KASARAGOD: Two weeks ago, Michael Chayyom, 64, was waiting for a bus at Choyamkode when a person pressed a notice into his hand and left. The notice said an IAS officer from Karnataka, S M Raju, had invented a potion that ‘completely cured and prevented the recurrence of cancer, rheumatism, diabetes and ailments of heart, liver and kidney. The potion, aptly named ‘Miracle Drinks’, according to the notice, even promised to cure poor eyesight and Rs 170 other’ ailments.
For Michael, who retired as an attender from the District Ayurveda Hospital, the notice was a godsend. He was living with at least four of the diseases listed in the notice: Piles, asthma, low blood pressure and diabetes.
The notice said Raju invented the potions after 30 years of research and he would himself attend to the patients at a luxury hotel in Kanhangad on May 11 and 12. On May 11, Michael was the first patient in the queue to meet Raju.
Susheela, who runs an eatery with her Kudumbashree friends, was also in the hotel. Her 26-year-old daughter Sukanya suffers from epileptic seizures. Susheela was told about the ‘workshop’ by a Kudumbashree friend, whose husband is an agent for Miracle Drinks.
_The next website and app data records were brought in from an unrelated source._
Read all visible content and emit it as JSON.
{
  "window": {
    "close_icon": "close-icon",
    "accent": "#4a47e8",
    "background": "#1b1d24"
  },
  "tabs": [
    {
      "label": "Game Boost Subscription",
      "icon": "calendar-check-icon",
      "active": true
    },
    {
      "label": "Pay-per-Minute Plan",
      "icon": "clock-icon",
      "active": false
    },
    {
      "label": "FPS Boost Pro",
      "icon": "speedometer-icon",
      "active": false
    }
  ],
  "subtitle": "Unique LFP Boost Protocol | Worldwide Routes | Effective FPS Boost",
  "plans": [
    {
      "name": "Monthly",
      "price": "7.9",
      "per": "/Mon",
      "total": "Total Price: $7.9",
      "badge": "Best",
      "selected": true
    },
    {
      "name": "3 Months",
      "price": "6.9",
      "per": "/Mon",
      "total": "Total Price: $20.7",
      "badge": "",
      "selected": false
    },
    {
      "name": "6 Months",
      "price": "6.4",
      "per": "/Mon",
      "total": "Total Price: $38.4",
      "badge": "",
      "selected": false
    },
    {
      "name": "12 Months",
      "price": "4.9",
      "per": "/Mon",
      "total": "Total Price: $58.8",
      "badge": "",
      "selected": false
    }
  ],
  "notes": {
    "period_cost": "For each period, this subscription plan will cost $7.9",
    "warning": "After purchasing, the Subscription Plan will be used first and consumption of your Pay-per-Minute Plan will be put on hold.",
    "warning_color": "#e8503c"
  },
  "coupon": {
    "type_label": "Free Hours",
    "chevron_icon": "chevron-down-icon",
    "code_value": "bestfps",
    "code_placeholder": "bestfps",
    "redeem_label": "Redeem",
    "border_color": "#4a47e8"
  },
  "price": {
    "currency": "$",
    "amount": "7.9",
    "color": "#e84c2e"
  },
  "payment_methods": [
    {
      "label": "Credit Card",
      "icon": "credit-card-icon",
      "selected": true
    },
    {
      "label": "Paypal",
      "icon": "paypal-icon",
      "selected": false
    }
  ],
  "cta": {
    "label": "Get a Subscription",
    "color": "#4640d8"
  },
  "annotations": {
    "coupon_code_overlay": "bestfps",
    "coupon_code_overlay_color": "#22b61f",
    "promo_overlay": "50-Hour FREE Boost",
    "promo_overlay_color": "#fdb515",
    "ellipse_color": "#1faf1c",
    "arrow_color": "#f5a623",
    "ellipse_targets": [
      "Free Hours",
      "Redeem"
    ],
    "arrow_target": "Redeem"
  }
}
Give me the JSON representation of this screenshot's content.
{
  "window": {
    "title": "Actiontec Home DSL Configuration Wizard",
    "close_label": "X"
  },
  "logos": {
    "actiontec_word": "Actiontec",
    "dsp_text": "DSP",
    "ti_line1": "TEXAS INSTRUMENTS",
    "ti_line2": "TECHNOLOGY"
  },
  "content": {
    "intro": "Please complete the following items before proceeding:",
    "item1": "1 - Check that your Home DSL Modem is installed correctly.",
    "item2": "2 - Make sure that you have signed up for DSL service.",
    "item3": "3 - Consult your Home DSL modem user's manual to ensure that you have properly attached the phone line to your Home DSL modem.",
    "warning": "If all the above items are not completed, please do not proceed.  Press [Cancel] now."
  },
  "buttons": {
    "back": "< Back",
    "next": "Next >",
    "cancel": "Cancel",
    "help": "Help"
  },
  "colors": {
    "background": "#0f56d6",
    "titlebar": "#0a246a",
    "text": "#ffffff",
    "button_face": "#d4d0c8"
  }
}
The medical camp was, however, gatecrashed by a team of drug inspectors -- led by regional drug inspector in Kozhikode, Shaji M Varghese.
The drug inspectors were acting on a tip-off from the Indian Medical Association’s Anti Quackery Committee (AQC). Seeing the commotion, Raju sneaked out, said Dr T P Padmanabhan, chairman of AQC. He had accompanied the team.
The drug inspectors have registered a case against the local dealer of Miracle Drinks for misleading advertisement under the Drugs and Magic Remedies (Objectionable Advertisements) Act, 1954. “But the police are refusing to book Raju, who claims to be the inventor of the potion. It is like the police are abetting a major health fraud,” said Padmanabhan.
IAS officer turns ‘quack’
Sultanpet Munilakkappa Raju, 59, a 1991 batch officer, was a secretary in the government of Bihar. But he quit in March 2018 after he was named accused in two cases of financial irregularities and suspended from service. “But he goes around selling the IAS brand,” said Padmanabhan. Dr Adeesh Sundar, the ayurveda drug inspector probing the case, said people flock to his medical camps because of the IAS tag.
Before coming to Kanhangad, he had a camp in Sulthan Bathery on April 7. In a Youtube video, he claims to have cured his father’s acute renal failure and son’s acute myeloid leukemia. His Miracle Drinks is registered in Bengaluru and has an approval from the government of Karnataka’s AYUSH Department. He has franchisees in all southern states and in Haryana, Bihar and Rajasthan.
“But we have registered a case for misleading advertisement and has not gone into the effectiveness of the drinks yet,” said Dr Sundar on phone from Kozhikode. He, however, said he had called for all the certificates and test results.
However, Michael said he suspected something fishy when he met a man, a woman and a child testifying about the medicine. “They said they are from Wayanad and are beneficiaries of Miracle Drinks. The man said he suffered from cancer and now he was cured. The woman said the child had lost his voice but after taking the drink, he got back his voice,” he said.
Then she told him he would have to buy the drink which would cost Rs 5,000 per month. “I had only ` 2,000 with me and so I walked out,” Michael said. Padmanabhan said he posed as a patient with wheezing. “I saw Raju consulting with a grey-haired man before prescribing a potion. Later, when I asked who the old man was, he said he was Dr Srinivas Murthy, a veterinary surgeon,” he said.